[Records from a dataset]
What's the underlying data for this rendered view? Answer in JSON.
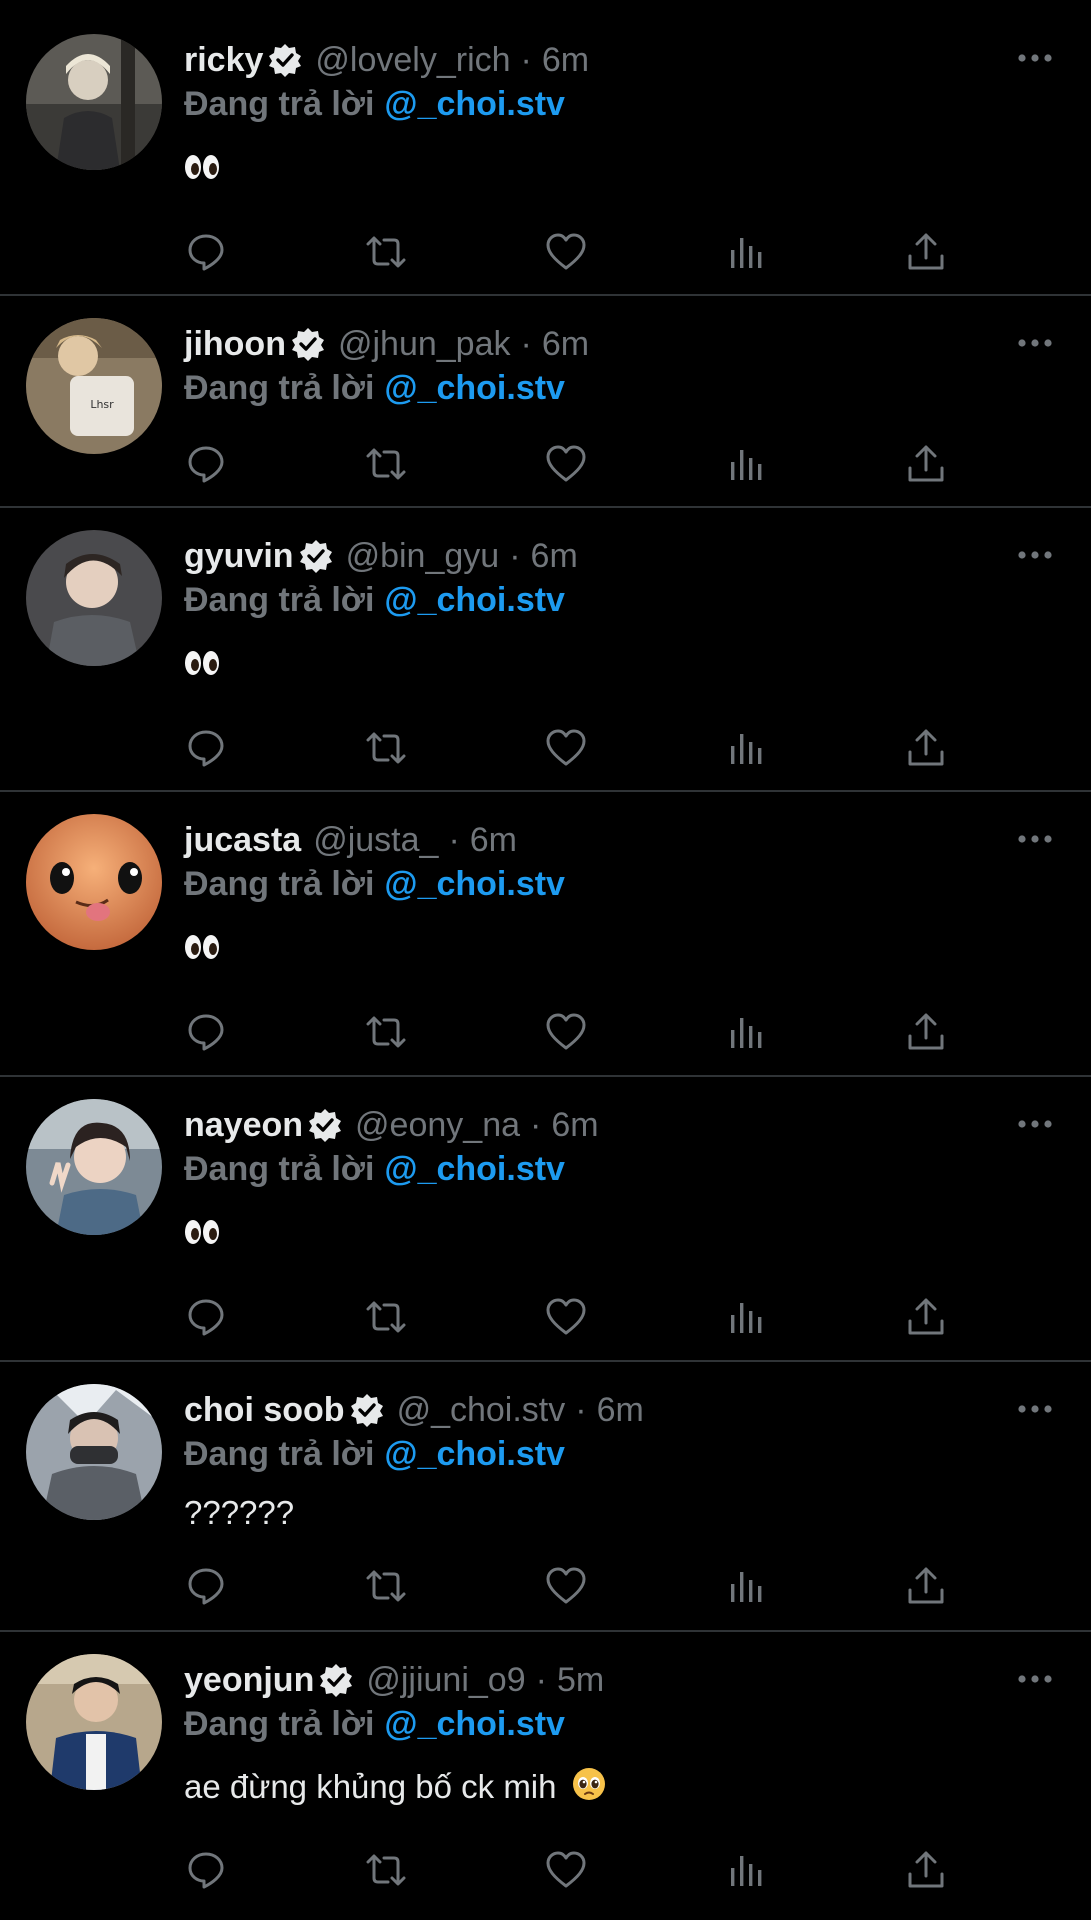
{
  "colors": {
    "background": "#000000",
    "text": "#e7e9ea",
    "muted": "#71767b",
    "accent": "#1d9bf0",
    "divider": "#2f3336"
  },
  "icons": {
    "reply": "reply-icon",
    "retweet": "retweet-icon",
    "like": "heart-icon",
    "views": "views-icon",
    "share": "share-icon",
    "more": "more-icon",
    "verified": "verified-badge-icon"
  },
  "tweets": [
    {
      "display_name": "ricky",
      "verified": true,
      "handle": "@lovely_rich",
      "separator": "·",
      "time": "6m",
      "reply_prefix": "Đang trả lời",
      "reply_to": "@_choi.stv",
      "content": "",
      "content_emoji": "eyes"
    },
    {
      "display_name": "jihoon",
      "verified": true,
      "handle": "@jhun_pak",
      "separator": "·",
      "time": "6m",
      "reply_prefix": "Đang trả lời",
      "reply_to": "@_choi.stv",
      "content": "",
      "content_emoji": ""
    },
    {
      "display_name": "gyuvin",
      "verified": true,
      "handle": "@bin_gyu",
      "separator": "·",
      "time": "6m",
      "reply_prefix": "Đang trả lời",
      "reply_to": "@_choi.stv",
      "content": "",
      "content_emoji": "eyes"
    },
    {
      "display_name": "jucasta",
      "verified": false,
      "handle": "@justa_",
      "separator": "·",
      "time": "6m",
      "reply_prefix": "Đang trả lời",
      "reply_to": "@_choi.stv",
      "content": "",
      "content_emoji": "eyes"
    },
    {
      "display_name": "nayeon",
      "verified": true,
      "handle": "@eony_na",
      "separator": "·",
      "time": "6m",
      "reply_prefix": "Đang trả lời",
      "reply_to": "@_choi.stv",
      "content": "",
      "content_emoji": "eyes"
    },
    {
      "display_name": "choi soob",
      "verified": true,
      "handle": "@_choi.stv",
      "separator": "·",
      "time": "6m",
      "reply_prefix": "Đang trả lời",
      "reply_to": "@_choi.stv",
      "content": "??????",
      "content_emoji": ""
    },
    {
      "display_name": "yeonjun",
      "verified": true,
      "handle": "@jjiuni_o9",
      "separator": "·",
      "time": "5m",
      "reply_prefix": "Đang trả lời",
      "reply_to": "@_choi.stv",
      "content": "ae đừng khủng bố ck mih",
      "content_emoji": "pleading-face"
    }
  ]
}
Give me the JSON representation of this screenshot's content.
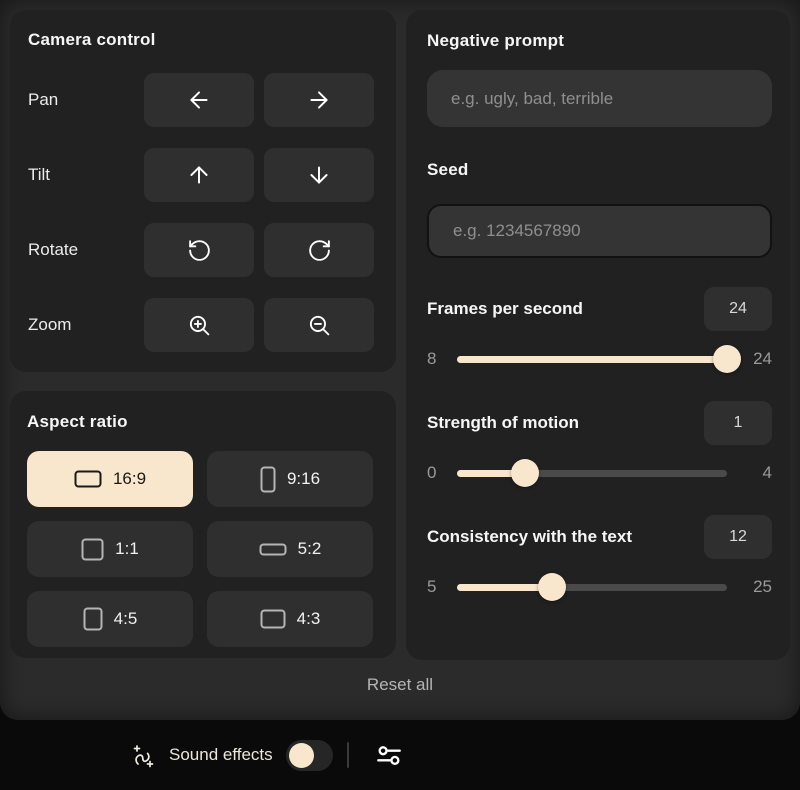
{
  "colors": {
    "page-bg": "#0a0a0a",
    "sheet-bg": "#2b2b2b",
    "panel-bg": "#212121",
    "control-bg": "#2f2f2f",
    "input-bg": "#343434",
    "track-bg": "#4a4a4a",
    "accent": "#f8e7cd"
  },
  "camera_control": {
    "title": "Camera control",
    "rows": [
      {
        "label": "Pan",
        "icons": [
          "arrow-left-icon",
          "arrow-right-icon"
        ]
      },
      {
        "label": "Tilt",
        "icons": [
          "arrow-up-icon",
          "arrow-down-icon"
        ]
      },
      {
        "label": "Rotate",
        "icons": [
          "rotate-ccw-icon",
          "rotate-cw-icon"
        ]
      },
      {
        "label": "Zoom",
        "icons": [
          "zoom-in-icon",
          "zoom-out-icon"
        ]
      }
    ]
  },
  "aspect_ratio": {
    "title": "Aspect ratio",
    "options": [
      {
        "label": "16:9",
        "icon": "landscape-rect-icon",
        "selected": true
      },
      {
        "label": "9:16",
        "icon": "portrait-rect-icon",
        "selected": false
      },
      {
        "label": "1:1",
        "icon": "square-rect-icon",
        "selected": false
      },
      {
        "label": "5:2",
        "icon": "wide-rect-icon",
        "selected": false
      },
      {
        "label": "4:5",
        "icon": "tall-rect-icon",
        "selected": false
      },
      {
        "label": "4:3",
        "icon": "classic-rect-icon",
        "selected": false
      }
    ]
  },
  "settings": {
    "negative_prompt": {
      "label": "Negative prompt",
      "placeholder": "e.g. ugly, bad, terrible",
      "value": ""
    },
    "seed": {
      "label": "Seed",
      "placeholder": "e.g. 1234567890",
      "value": ""
    },
    "sliders": [
      {
        "label": "Frames per second",
        "value": 24,
        "min": 8,
        "max": 24
      },
      {
        "label": "Strength of motion",
        "value": 1,
        "min": 0,
        "max": 4
      },
      {
        "label": "Consistency with the text",
        "value": 12,
        "min": 5,
        "max": 25
      }
    ]
  },
  "footer": {
    "reset_label": "Reset all"
  },
  "bottom_bar": {
    "sound_effects_label": "Sound effects",
    "sound_effects_on": false
  }
}
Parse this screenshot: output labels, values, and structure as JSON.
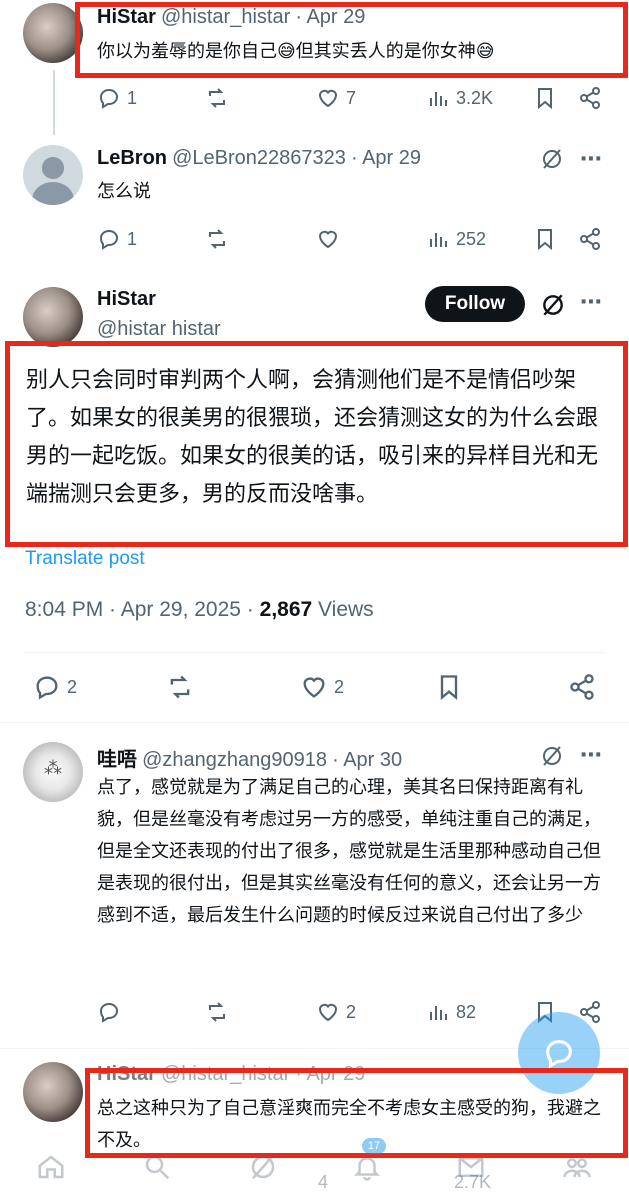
{
  "tweet1": {
    "name": "HiStar",
    "handle": "@histar_histar",
    "date": "· Apr 29",
    "text": "你以为羞辱的是你自己😅但其实丢人的是你女神😅",
    "replies": "1",
    "likes": "7",
    "views": "3.2K"
  },
  "tweet2": {
    "name": "LeBron",
    "handle": "@LeBron22867323",
    "date": "· Apr 29",
    "text": "怎么说",
    "replies": "1",
    "views": "252"
  },
  "main_tweet": {
    "name": "HiStar",
    "handle": "@histar histar",
    "follow_label": "Follow",
    "text": "别人只会同时审判两个人啊，会猜测他们是不是情侣吵架了。如果女的很美男的很猥琐，还会猜测这女的为什么会跟男的一起吃饭。如果女的很美的话，吸引来的异样目光和无端揣测只会更多，男的反而没啥事。",
    "translate": "Translate post",
    "time": "8:04 PM · Apr 29, 2025 · ",
    "views_count": "2,867",
    "views_label": " Views",
    "replies": "2",
    "likes": "2"
  },
  "tweet4": {
    "name": "哇唔",
    "handle": "@zhangzhang90918",
    "date": "· Apr 30",
    "text": "点了，感觉就是为了满足自己的心理，美其名曰保持距离有礼貌，但是丝毫没有考虑过另一方的感受，单纯注重自己的满足，但是全文还表现的付出了很多，感觉就是生活里那种感动自己但是表现的很付出，但是其实丝毫没有任何的意义，还会让另一方感到不适，最后发生什么问题的时候反过来说自己付出了多少",
    "likes": "2",
    "views": "82"
  },
  "tweet5": {
    "name": "HiStar",
    "handle": "@histar_histar",
    "date": "· Apr 29",
    "text": "总之这种只为了自己意淫爽而完全不考虑女主感受的狗，我避之不及。",
    "likes": "4",
    "views": "2.7K"
  },
  "nav": {
    "badge": "17"
  },
  "colors": {
    "highlight": "#e8281b",
    "link": "#1d9bf0",
    "muted": "#536471"
  }
}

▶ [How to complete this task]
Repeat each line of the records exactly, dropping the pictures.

▶ [Answer section]
What's the underlying data for this rendered view? Answer in JSON.
{
  "colors": {
    "background": "#000000",
    "text": "#e7e9ea",
    "muted": "#71767b",
    "accent": "#1d9bf0",
    "divider": "#2f3336"
  },
  "icons": {
    "reply": "reply-icon",
    "retweet": "retweet-icon",
    "like": "heart-icon",
    "views": "views-icon",
    "share": "share-icon",
    "more": "more-icon",
    "verified": "verified-badge-icon"
  },
  "tweets": [
    {
      "display_name": "ricky",
      "verified": true,
      "handle": "@lovely_rich",
      "separator": "·",
      "time": "6m",
      "reply_prefix": "Đang trả lời",
      "reply_to": "@_choi.stv",
      "content": "",
      "content_emoji": "eyes"
    },
    {
      "display_name": "jihoon",
      "verified": true,
      "handle": "@jhun_pak",
      "separator": "·",
      "time": "6m",
      "reply_prefix": "Đang trả lời",
      "reply_to": "@_choi.stv",
      "content": "",
      "content_emoji": ""
    },
    {
      "display_name": "gyuvin",
      "verified": true,
      "handle": "@bin_gyu",
      "separator": "·",
      "time": "6m",
      "reply_prefix": "Đang trả lời",
      "reply_to": "@_choi.stv",
      "content": "",
      "content_emoji": "eyes"
    },
    {
      "display_name": "jucasta",
      "verified": false,
      "handle": "@justa_",
      "separator": "·",
      "time": "6m",
      "reply_prefix": "Đang trả lời",
      "reply_to": "@_choi.stv",
      "content": "",
      "content_emoji": "eyes"
    },
    {
      "display_name": "nayeon",
      "verified": true,
      "handle": "@eony_na",
      "separator": "·",
      "time": "6m",
      "reply_prefix": "Đang trả lời",
      "reply_to": "@_choi.stv",
      "content": "",
      "content_emoji": "eyes"
    },
    {
      "display_name": "choi soob",
      "verified": true,
      "handle": "@_choi.stv",
      "separator": "·",
      "time": "6m",
      "reply_prefix": "Đang trả lời",
      "reply_to": "@_choi.stv",
      "content": "??????",
      "content_emoji": ""
    },
    {
      "display_name": "yeonjun",
      "verified": true,
      "handle": "@jjiuni_o9",
      "separator": "·",
      "time": "5m",
      "reply_prefix": "Đang trả lời",
      "reply_to": "@_choi.stv",
      "content": "ae đừng khủng bố ck mih",
      "content_emoji": "pleading-face"
    }
  ]
}
Give me the JSON representation of this screenshot's content.
{
  "colors": {
    "page-bg": "#0a0a0a",
    "sheet-bg": "#2b2b2b",
    "panel-bg": "#212121",
    "control-bg": "#2f2f2f",
    "input-bg": "#343434",
    "track-bg": "#4a4a4a",
    "accent": "#f8e7cd"
  },
  "camera_control": {
    "title": "Camera control",
    "rows": [
      {
        "label": "Pan",
        "icons": [
          "arrow-left-icon",
          "arrow-right-icon"
        ]
      },
      {
        "label": "Tilt",
        "icons": [
          "arrow-up-icon",
          "arrow-down-icon"
        ]
      },
      {
        "label": "Rotate",
        "icons": [
          "rotate-ccw-icon",
          "rotate-cw-icon"
        ]
      },
      {
        "label": "Zoom",
        "icons": [
          "zoom-in-icon",
          "zoom-out-icon"
        ]
      }
    ]
  },
  "aspect_ratio": {
    "title": "Aspect ratio",
    "options": [
      {
        "label": "16:9",
        "icon": "landscape-rect-icon",
        "selected": true
      },
      {
        "label": "9:16",
        "icon": "portrait-rect-icon",
        "selected": false
      },
      {
        "label": "1:1",
        "icon": "square-rect-icon",
        "selected": false
      },
      {
        "label": "5:2",
        "icon": "wide-rect-icon",
        "selected": false
      },
      {
        "label": "4:5",
        "icon": "tall-rect-icon",
        "selected": false
      },
      {
        "label": "4:3",
        "icon": "classic-rect-icon",
        "selected": false
      }
    ]
  },
  "settings": {
    "negative_prompt": {
      "label": "Negative prompt",
      "placeholder": "e.g. ugly, bad, terrible",
      "value": ""
    },
    "seed": {
      "label": "Seed",
      "placeholder": "e.g. 1234567890",
      "value": ""
    },
    "sliders": [
      {
        "label": "Frames per second",
        "value": 24,
        "min": 8,
        "max": 24
      },
      {
        "label": "Strength of motion",
        "value": 1,
        "min": 0,
        "max": 4
      },
      {
        "label": "Consistency with the text",
        "value": 12,
        "min": 5,
        "max": 25
      }
    ]
  },
  "footer": {
    "reset_label": "Reset all"
  },
  "bottom_bar": {
    "sound_effects_label": "Sound effects",
    "sound_effects_on": false
  }
}
Parse this screenshot: output labels, values, and structure as JSON.
{
  "tweet1": {
    "name": "HiStar",
    "handle": "@histar_histar",
    "date": "· Apr 29",
    "text": "你以为羞辱的是你自己😅但其实丢人的是你女神😅",
    "replies": "1",
    "likes": "7",
    "views": "3.2K"
  },
  "tweet2": {
    "name": "LeBron",
    "handle": "@LeBron22867323",
    "date": "· Apr 29",
    "text": "怎么说",
    "replies": "1",
    "views": "252"
  },
  "main_tweet": {
    "name": "HiStar",
    "handle": "@histar histar",
    "follow_label": "Follow",
    "text": "别人只会同时审判两个人啊，会猜测他们是不是情侣吵架了。如果女的很美男的很猥琐，还会猜测这女的为什么会跟男的一起吃饭。如果女的很美的话，吸引来的异样目光和无端揣测只会更多，男的反而没啥事。",
    "translate": "Translate post",
    "time": "8:04 PM · Apr 29, 2025 · ",
    "views_count": "2,867",
    "views_label": " Views",
    "replies": "2",
    "likes": "2"
  },
  "tweet4": {
    "name": "哇唔",
    "handle": "@zhangzhang90918",
    "date": "· Apr 30",
    "text": "点了，感觉就是为了满足自己的心理，美其名曰保持距离有礼貌，但是丝毫没有考虑过另一方的感受，单纯注重自己的满足，但是全文还表现的付出了很多，感觉就是生活里那种感动自己但是表现的很付出，但是其实丝毫没有任何的意义，还会让另一方感到不适，最后发生什么问题的时候反过来说自己付出了多少",
    "likes": "2",
    "views": "82"
  },
  "tweet5": {
    "name": "HiStar",
    "handle": "@histar_histar",
    "date": "· Apr 29",
    "text": "总之这种只为了自己意淫爽而完全不考虑女主感受的狗，我避之不及。",
    "likes": "4",
    "views": "2.7K"
  },
  "nav": {
    "badge": "17"
  },
  "colors": {
    "highlight": "#e8281b",
    "link": "#1d9bf0",
    "muted": "#536471"
  }
}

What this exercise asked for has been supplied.